Does Window Tint Ever Belong On Classic Cars?
Living in sunny Southern California, you’d be amazed how many classic automobiles are puttering around beach towns, and why not? The temperate year-round climate is the perfect atmosphere to endlessly savor your classic wheels of choice. But, all this sunlight can get things toasty—and, with most vintage autos lacking air-conditioning—there aren’t many inexpensive alternatives to keep things less sweaty.
Which is probably why I come across so many classic automobiles with various shades of window tint. Of these out-and-about drivers, most of them are plastered with film that simply looks out of place (especially when it’s of the 20-year-old bubbling purple variety). Admittedly, I’ve never been a fan of a darkened greenhouse, regardless of the vehicle’s age or type, but I find tint on older cars to be dreadful. My dislike for tint is as much of an “OCD tick” as it is a personal preference.
Allow me to clarify.
You prefer a vehicle with color-matched body panels, right? Well, I’ve viewed glass in the same light, so to speak: all of it should be of the same transparency. I need uniformity in my cars. If the windshield is 100% clear, the rest of the windows should be as well. If the windshield is equipped with a limo-spec 5%, the rest of the windows should be, too.

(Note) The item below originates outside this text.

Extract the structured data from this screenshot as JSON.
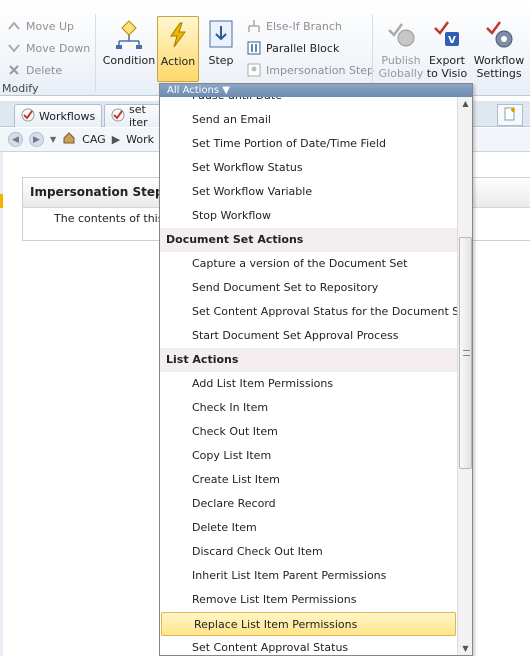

Except: that essentially eliminates all visibility, looks ridiculous, and will get you pulled over within minutes of driving. (And don’t get me started on convertibles with the top down and tinted windows up…) For me, nothing irks me more than when the rear pieces of glass are tinted but the fronts remain untreated. I know my logic isn’t universal, and that I’m likely the odd-one-out on this subject.
But if you are like me, I do have a suggestion. A couple years ago, I purchased my very first BMW—a heat absorbing black-on-black ‘99 M3. The rear ¾ had old 30% tint, which I promptly removed. After a few weeks of “fishbowling,” I came to the conclusion I no longer wanted to condition my leather via perspiration—something had to be done. I really didn’t want tint, but I needed to keep the cabin cooler and wanted to protect the leather as well. It was looking as if tint was my only option.
While researching reputable tint manufacturers, I discovered UV film, also referred to as “clear tint” or film. Initially, I was skeptical of the product but after finding claims of 99% harmful UV blockage and up to a 60% heat reduction, it sounded worth a shot. Best of all, the stuff is nearly completely transparent. Most tint shops now stock several brands of the stuff and it’s a similar cost to traditional tint. Another bonus, applying UV film to your windshield is legal in most states—uniformity at last (you have no idea what joy this brought me)!
When I dropped the car off at the shop, I was surprised to see how many classics were getting clear film, including a lovely Porsche 356. I opted to have all six pieces of glass done in 80% UV film, and it’s one of the best modifications I’ve made to the car. My cabin is significantly cooler, my fair skin is getting the sunblock it desperately needs, the interior materials are staying fresh, and: it doesn’t look tinted. In fact, when I tell people about the stuff, they’re shocked my Munich Machine has anything applied to the windows.
Needless to say, I’m so impressed with the stuff, I plan on installing UV film on my classic cars as well. It protects cabin materials, blocks harmful sunrays, and you don’t have to hide your nostalgic auto’s classy interior—what’s not to love?
Photography by: Laurent Nivalle, Afshin Behnia, Maxim Gurianov, Fedrico Bajetti, & David Marvier